Material for the task Block Start
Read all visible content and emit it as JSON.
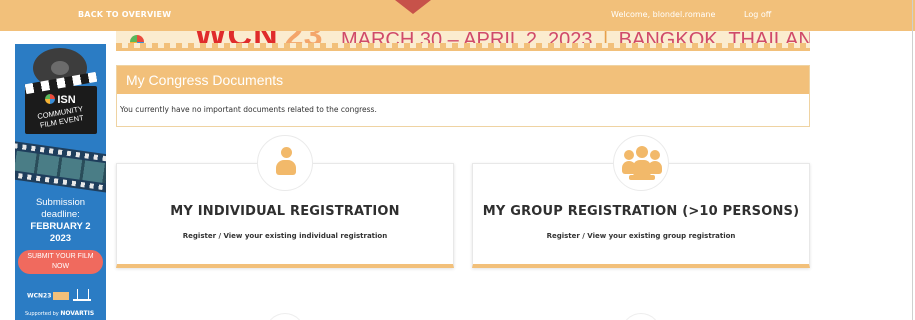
{
  "topbar": {
    "back_label": "BACK TO OVERVIEW",
    "welcome_text": "Welcome, blondel.romane",
    "logoff_label": "Log off"
  },
  "banner": {
    "word": "WCN",
    "year": "23",
    "dates": "MARCH 30 – APRIL 2, 2023",
    "separator": "|",
    "place": "BANGKOK, THAILAND"
  },
  "side_ad": {
    "org": "ISN",
    "event_line1": "COMMUNITY",
    "event_line2": "FILM EVENT",
    "submission_line1": "Submission",
    "submission_line2": "deadline:",
    "deadline_line1": "FEBRUARY 2",
    "deadline_line2": "2023",
    "cta_line1": "SUBMIT YOUR FILM",
    "cta_line2": "NOW",
    "mini_logo": "WCN23",
    "supported_prefix": "Supported by",
    "sponsor": "NOVARTIS"
  },
  "documents": {
    "title": "My Congress Documents",
    "message": "You currently have no important documents related to the congress."
  },
  "registration": {
    "individual": {
      "title": "MY INDIVIDUAL REGISTRATION",
      "subtitle": "Register / View your existing individual registration",
      "icon": "person-icon"
    },
    "group": {
      "title": "MY GROUP REGISTRATION (>10 PERSONS)",
      "subtitle": "Register / View your existing group registration",
      "icon": "group-icon"
    }
  },
  "colors": {
    "accent": "#f2c07a",
    "icon": "#f2b96a",
    "ad_blue": "#2b7cc4",
    "cta": "#f06a5e"
  }
}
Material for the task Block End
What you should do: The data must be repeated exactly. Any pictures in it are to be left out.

Answer space:
Read all visible content and emit it as JSON.
{
  "topbar": {
    "back_label": "BACK TO OVERVIEW",
    "welcome_text": "Welcome, blondel.romane",
    "logoff_label": "Log off"
  },
  "banner": {
    "word": "WCN",
    "year": "23",
    "dates": "MARCH 30 – APRIL 2, 2023",
    "separator": "|",
    "place": "BANGKOK, THAILAND"
  },
  "side_ad": {
    "org": "ISN",
    "event_line1": "COMMUNITY",
    "event_line2": "FILM EVENT",
    "submission_line1": "Submission",
    "submission_line2": "deadline:",
    "deadline_line1": "FEBRUARY 2",
    "deadline_line2": "2023",
    "cta_line1": "SUBMIT YOUR FILM",
    "cta_line2": "NOW",
    "mini_logo": "WCN23",
    "supported_prefix": "Supported by",
    "sponsor": "NOVARTIS"
  },
  "documents": {
    "title": "My Congress Documents",
    "message": "You currently have no important documents related to the congress."
  },
  "registration": {
    "individual": {
      "title": "MY INDIVIDUAL REGISTRATION",
      "subtitle": "Register / View your existing individual registration",
      "icon": "person-icon"
    },
    "group": {
      "title": "MY GROUP REGISTRATION (>10 PERSONS)",
      "subtitle": "Register / View your existing group registration",
      "icon": "group-icon"
    }
  },
  "colors": {
    "accent": "#f2c07a",
    "icon": "#f2b96a",
    "ad_blue": "#2b7cc4",
    "cta": "#f06a5e"
  }
}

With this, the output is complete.